Lee was born into a wealthy Chinese family that had lived in Singapore since the 19th century.
He did his schooling in Singapore before studying law in the University of Cambridge in Britain.
In 1950, Lee was admitted to the English bar, but chose to return to Singapore, instead of pursuing a career in Britain.
While in Britain, Lee embraced the ideology of socialism. In the early 1950s, he allied with individuals like David Saul Marshall and Lim Yew Hock and raised the pitch for a constitutional reform in the country.
In 1954, he floated the People’s Action Party (PAP).
In a picture taken on June 5, 1959 Lee Kuan Yew, leader of 'People's Action Party' (C) poses after winning the elections in Singapore. Lee served as prime minister from 1959, when Singapore gained self-rule from colonial ruler Britain, until he stepped down in 1990 in favour of his deputy Goh Chok Tong, who in turn handed power to Lee Hsien Loong in 2004. Pic/ AFP
Elections were held under Singapore’s new constitution in May 1959, and Lee called for social reforms and eventual union with the erstwhile Federation of Malaya.
Lee’s party won a decisive victory, gaining 43 of the 51 seats, but Lee refused to form a government until the British freed the left-wing members of his party who had been imprisoned in 1956. After their release, Lee was sworn in as prime minister on June 5, 1959, and he formed a cabinet.

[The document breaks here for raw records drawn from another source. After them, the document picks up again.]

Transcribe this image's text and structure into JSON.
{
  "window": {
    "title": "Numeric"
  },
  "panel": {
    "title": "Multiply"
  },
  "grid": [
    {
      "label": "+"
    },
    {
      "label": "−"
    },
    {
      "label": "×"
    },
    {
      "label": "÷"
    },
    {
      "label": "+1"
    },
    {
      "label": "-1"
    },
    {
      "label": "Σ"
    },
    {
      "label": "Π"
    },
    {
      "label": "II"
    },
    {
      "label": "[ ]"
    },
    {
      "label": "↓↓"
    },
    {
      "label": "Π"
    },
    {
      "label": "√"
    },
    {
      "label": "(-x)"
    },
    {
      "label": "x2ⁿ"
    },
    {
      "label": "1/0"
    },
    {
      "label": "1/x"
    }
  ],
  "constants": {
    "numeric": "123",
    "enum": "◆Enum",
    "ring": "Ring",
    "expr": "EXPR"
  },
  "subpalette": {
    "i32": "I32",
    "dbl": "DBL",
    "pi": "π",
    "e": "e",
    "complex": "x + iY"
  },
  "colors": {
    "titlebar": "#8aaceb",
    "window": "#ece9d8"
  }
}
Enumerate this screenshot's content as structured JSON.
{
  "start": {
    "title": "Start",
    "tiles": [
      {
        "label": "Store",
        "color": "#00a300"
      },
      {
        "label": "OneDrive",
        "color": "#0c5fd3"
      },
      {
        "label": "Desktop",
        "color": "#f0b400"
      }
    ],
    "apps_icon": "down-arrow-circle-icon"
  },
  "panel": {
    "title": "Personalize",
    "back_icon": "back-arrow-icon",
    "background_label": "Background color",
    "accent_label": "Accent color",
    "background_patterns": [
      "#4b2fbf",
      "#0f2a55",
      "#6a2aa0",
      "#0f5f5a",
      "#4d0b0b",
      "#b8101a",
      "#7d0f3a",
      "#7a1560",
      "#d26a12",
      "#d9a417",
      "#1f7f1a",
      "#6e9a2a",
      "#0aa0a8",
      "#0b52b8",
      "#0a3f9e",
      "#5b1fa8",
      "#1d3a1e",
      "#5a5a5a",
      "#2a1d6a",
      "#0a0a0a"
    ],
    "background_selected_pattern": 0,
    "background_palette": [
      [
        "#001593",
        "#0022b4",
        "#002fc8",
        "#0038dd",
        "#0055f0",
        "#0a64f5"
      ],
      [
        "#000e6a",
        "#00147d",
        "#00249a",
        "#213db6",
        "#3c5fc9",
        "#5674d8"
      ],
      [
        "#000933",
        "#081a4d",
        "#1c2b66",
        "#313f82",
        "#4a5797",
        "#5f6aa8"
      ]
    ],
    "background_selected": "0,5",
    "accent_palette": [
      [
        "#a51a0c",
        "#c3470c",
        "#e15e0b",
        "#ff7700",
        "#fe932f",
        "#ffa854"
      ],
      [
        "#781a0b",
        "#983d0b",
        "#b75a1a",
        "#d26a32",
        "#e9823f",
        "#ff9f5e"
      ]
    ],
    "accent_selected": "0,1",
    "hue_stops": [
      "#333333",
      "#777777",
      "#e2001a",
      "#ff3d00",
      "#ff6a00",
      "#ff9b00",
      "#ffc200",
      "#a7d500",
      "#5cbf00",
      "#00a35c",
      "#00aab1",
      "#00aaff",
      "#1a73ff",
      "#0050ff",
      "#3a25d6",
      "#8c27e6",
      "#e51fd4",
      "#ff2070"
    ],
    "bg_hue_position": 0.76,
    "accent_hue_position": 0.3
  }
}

He introduced a five-year plan calling for slum clearance and the building of new public housing, the emancipation of women, the expansion of educational services, and industrialisation.
In 1962, Lee led Singapore into a merger with Malaysia, but three years later, Singapore left the union. Lee resigned as prime minister in 1990.
Lee is survived by his two sons, current Singapore Prime Minister Lee Hsien Loong, 63, and Lee Hsien Yang, 57, daughter Lee Wei Ling, 60, seven grandchildren and two siblings.